The so called Gold Coast of Ghana is dotted with many well-preserved slave forts. In Cape Coast, I visited Cape Coast Castle. This was once upon a time West-Africa’s biggest slave trading site. I took a guided tour and it was very interesting and touching to learn more about the slave trade, and see where it actually took place. I was surprised to hear that the fort was actually built by the Swedes in the 1650’s for trading timber and gold, back then called “Carolusborg Castle”.
I visited the rooms where the slaves had to wait weeks or even months before being shipped overseas. These small rooms, with poor ventilation and little light, could host up to 200 people at the same time. People ate, urinated and pooped at the same place, and obviously many suffered until death here. From these rooms, tunnels took the slaves to the so called door of no return, from which they accessed the slave ships for further transport to Europe and the Americas. Just like cattle, the slaves where marked using hot iron with a symbol saying who they belonged to and where they were going. The slave trade continued for several hundred years. Not only did it speed up the development of the Western world, but also to a great extent affect the culture of for example Brazil, the West Indies and the USA.
Already before I started the trip, I had decided to visit a school in Ghana that was run by Emelie Kanter who is coming from the same neighborhood as me. Great Andoh International School is located in Kasoa near Accra. Emelie started this school together with Jacques from Ivory Coast six years ago. They take care of 75 children that have been abandoned or in one way or the other lost their parents. Today they have a bigger school where other children are educated as well. Emelie has collected all the money needed for this project on her own by giving talks and receiving donations, what a woman! They have a policy not to physically punish the children here, which otherwise is common practice. She told me that some parents have expressed their disappointment regarding this and even threatened to take their child to another school where the teachers do punish them.
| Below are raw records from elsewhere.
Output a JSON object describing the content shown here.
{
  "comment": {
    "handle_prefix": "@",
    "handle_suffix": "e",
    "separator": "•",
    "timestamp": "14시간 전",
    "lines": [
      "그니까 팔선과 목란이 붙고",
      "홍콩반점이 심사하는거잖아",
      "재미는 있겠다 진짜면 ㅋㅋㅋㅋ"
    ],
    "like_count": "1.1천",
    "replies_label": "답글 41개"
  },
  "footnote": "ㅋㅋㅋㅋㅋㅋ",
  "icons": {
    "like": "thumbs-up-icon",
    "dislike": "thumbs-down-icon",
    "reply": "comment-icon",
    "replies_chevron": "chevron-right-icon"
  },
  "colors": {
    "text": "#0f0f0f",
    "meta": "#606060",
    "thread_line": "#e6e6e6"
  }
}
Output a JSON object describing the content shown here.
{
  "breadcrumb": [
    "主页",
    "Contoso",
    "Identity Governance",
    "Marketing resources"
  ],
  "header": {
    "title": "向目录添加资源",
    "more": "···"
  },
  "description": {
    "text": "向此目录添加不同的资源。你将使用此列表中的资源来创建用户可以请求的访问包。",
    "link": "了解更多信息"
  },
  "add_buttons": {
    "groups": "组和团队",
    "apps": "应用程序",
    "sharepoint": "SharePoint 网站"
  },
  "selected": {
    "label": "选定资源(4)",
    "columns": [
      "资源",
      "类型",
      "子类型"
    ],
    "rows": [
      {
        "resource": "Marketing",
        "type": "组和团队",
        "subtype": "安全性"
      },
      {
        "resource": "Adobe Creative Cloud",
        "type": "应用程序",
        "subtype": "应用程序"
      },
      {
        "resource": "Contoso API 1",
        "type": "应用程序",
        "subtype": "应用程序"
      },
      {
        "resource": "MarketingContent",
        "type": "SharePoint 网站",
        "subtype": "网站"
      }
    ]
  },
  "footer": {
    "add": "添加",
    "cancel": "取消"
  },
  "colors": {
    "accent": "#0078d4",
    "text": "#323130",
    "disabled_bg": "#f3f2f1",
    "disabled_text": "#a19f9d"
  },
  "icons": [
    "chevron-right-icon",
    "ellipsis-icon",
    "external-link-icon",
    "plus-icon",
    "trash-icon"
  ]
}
The capital Accra felt even more modern than Abidjan and I had a rest here to enjoy the commodities. I stayed at a guest house run by the Salvation Army – $3 per night! For the first time in Africa I went to the cinema. I watched Edge of Tomorrow and thought it was sooo cool – probably a bit biased by the luxury of having a cinematic experience after almost one year on the road. I also ate loads of frozen yoghurt – what a treat! I met some Nigerians staying at the guest house who I went out with. Accra had pretty decent bars and clubs, I can recommend the bissap cocktails at Republica. I also met a fashion designer who was kind enough to make a traditional shirt for me. He and his friend invited me to a birthday party where the local music style hiplife (mix between hiphop, reggae and dancehall) created a good atmosphere.
After Accra, the landscape changed a bit and became more dry (from deforestation I reckon), and my beloved baobab trees came back into view. Two days later I crossed the Volta River and then it was time To go to Togo!
To get a feeling of what local songs are popular at the moment in West-Africa, listen to these two Nigerian tunes. I haven’t watched the actual videos but I’m sure it’s the standard stuff, i.e. a cool-looking guy in shades surrounded by booty-shaking women.
Iyanya – Kukere
Kcee – Limpopo